If you are actually trying to get the answer, I believe it's an easier solution to factor each number, and gather the prime factors into 12s. A number that ends in x zeros, base b, is a multiple of b^x. The factors of your numbers, including ~pi, ~e, and arithmetic sequences: 13000 = 2 2 2 5 5 5 13 33333 = 3 41 271 31416 = 2 2 2 3 7 11 17 27813 = 3 73 127 98765 = 5 19753 43210 = 2 5 29 149 And, of course 12 = 2 2 3 The product of your numbers contains 2^7 and 3^3. There are three 12s possible so the product of all the numbers is something times 12^3. There are three zeroes in the duodecimal representation.

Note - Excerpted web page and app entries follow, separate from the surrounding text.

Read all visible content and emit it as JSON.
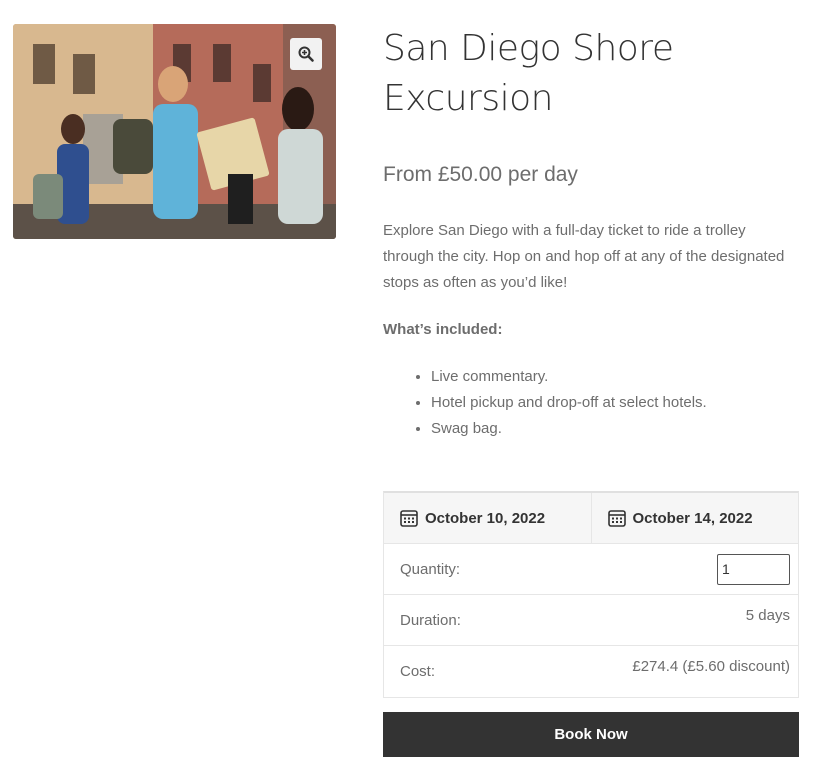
{
  "product": {
    "title": "San Diego Shore Excursion",
    "price": "From £50.00 per day",
    "description": "Explore San Diego with a full-day ticket to ride a trolley through the city. Hop on and hop off at any of the designated stops as often as you’d like!",
    "included_heading": "What’s included:",
    "included_items": [
      "Live commentary.",
      "Hotel pickup and drop-off at select hotels.",
      "Swag bag."
    ]
  },
  "gallery": {
    "image_semantic": "tourists-with-map-photo",
    "zoom_icon": "zoom-in-icon"
  },
  "booking": {
    "start_date": "October 10, 2022",
    "end_date": "October 14, 2022",
    "calendar_icon": "calendar-icon",
    "quantity_label": "Quantity:",
    "quantity_value": "1",
    "duration_label": "Duration:",
    "duration_value": "5 days",
    "cost_label": "Cost:",
    "cost_value": "£274.4 (£5.60 discount)",
    "book_button": "Book Now"
  },
  "colors": {
    "title": "#333333",
    "body_text": "#6d6d6d",
    "button_bg": "#333333",
    "button_text": "#ffffff",
    "date_row_bg": "#f6f6f6"
  }
}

On Fri, Feb 19, 2010 at 7:40 AM, samintz <> wrote: -- Jim Cook 2010 Sundays: 4/4, 6/6, 8/8, 10/10, 12/12 and 5/9, 9/5, 7/11, 11/7. Next year they're Monday.

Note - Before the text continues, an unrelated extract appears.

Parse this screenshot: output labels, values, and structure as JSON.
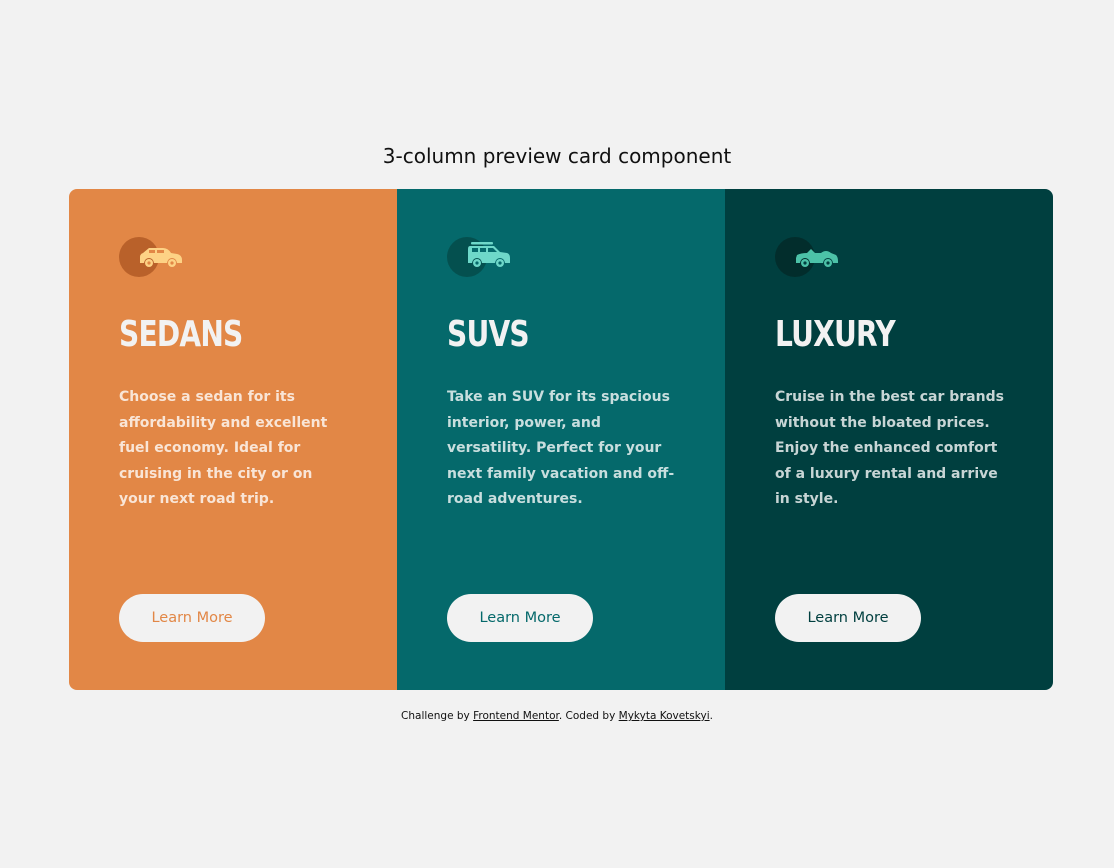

Yes. That is one way to do it. And is in fact, the solution given. You can also use the Windows calculator and just keep dividing by 12 until you get a non-integer result. Surprisingly, it has support for all those digits. However, once @convert refused to work, I *had* to figure it out. So I ended up solving a more complex problem. -Scott Jim Cook <> wrote on 02/19/2010 11:25:43 AM: sequences: There values. 27813, the will So I remainder of require is a sure

I was hoping my comment would get some attention. According to the help, "@EVAL supports very large numbers". "\" is (simply?) one of @EVAL's operators, and my example uses only @EVAL. Is "\" really limited to 64-bit integers when the rest (?) of @EVAL is not? Code: v:\> echo %@eval[18756748309283746660 \ 2] 4611686018427387903

All operations defined as "integer" with @EVAL are strictly 64-bit. There is no (and will be no) support for larger numbers. Rex Conn JP Software

On Sun, 28 Feb 2010 22:53:24 -0500, rconn <> wrote: |All operations defined as "integer" with @EVAL are strictly 64-bit. There |is no (and will be no) support for larger numbers. The help says: "@EVAL supports very large numbers. The maximum size is 20,000 digits (10,000 digits to the left of the decimal point and 10,000 decimal places)." ... some very large numbers? -- - Vince

Yes, if you're not using an integer operation. And integer-only operations still support 64-bit integers, which is more than you've ever needed! Rex Conn JP Software

That was true until I needed more. It seems to me that most of the integer ops could easily be implemented using your large number library vs. the 64-bit library you're currently using. A \ B == INT[A / B] A MOD B == A - (INT[A/B] * B) A << 1 == A * 2 A >> 1 == INT[A / 2] etc. -Scott rconn <> wrote on 03/01/2010 09:12:08 AM: operations

| ---Quote--- || The help says: || || "@EVAL supports very large numbers. The maximum size is 20,000 || digits (10,000 || digits to the left of the decimal point and 10,000 decimal places)." || || ... some very large numbers? | ---End Quote--- | Yes, if you're not using an integer operation. And integer-only | operations still support 64-bit integers, which is more than you've | ever needed! Rex, I agree with your opinion about the adequacy of 64-bit integers. However, IMHO Vince intended to suggest that HELP topic f_eval.htm should make clear the limitations of integer operations, and without disagreeing about their adequacy. -- Steve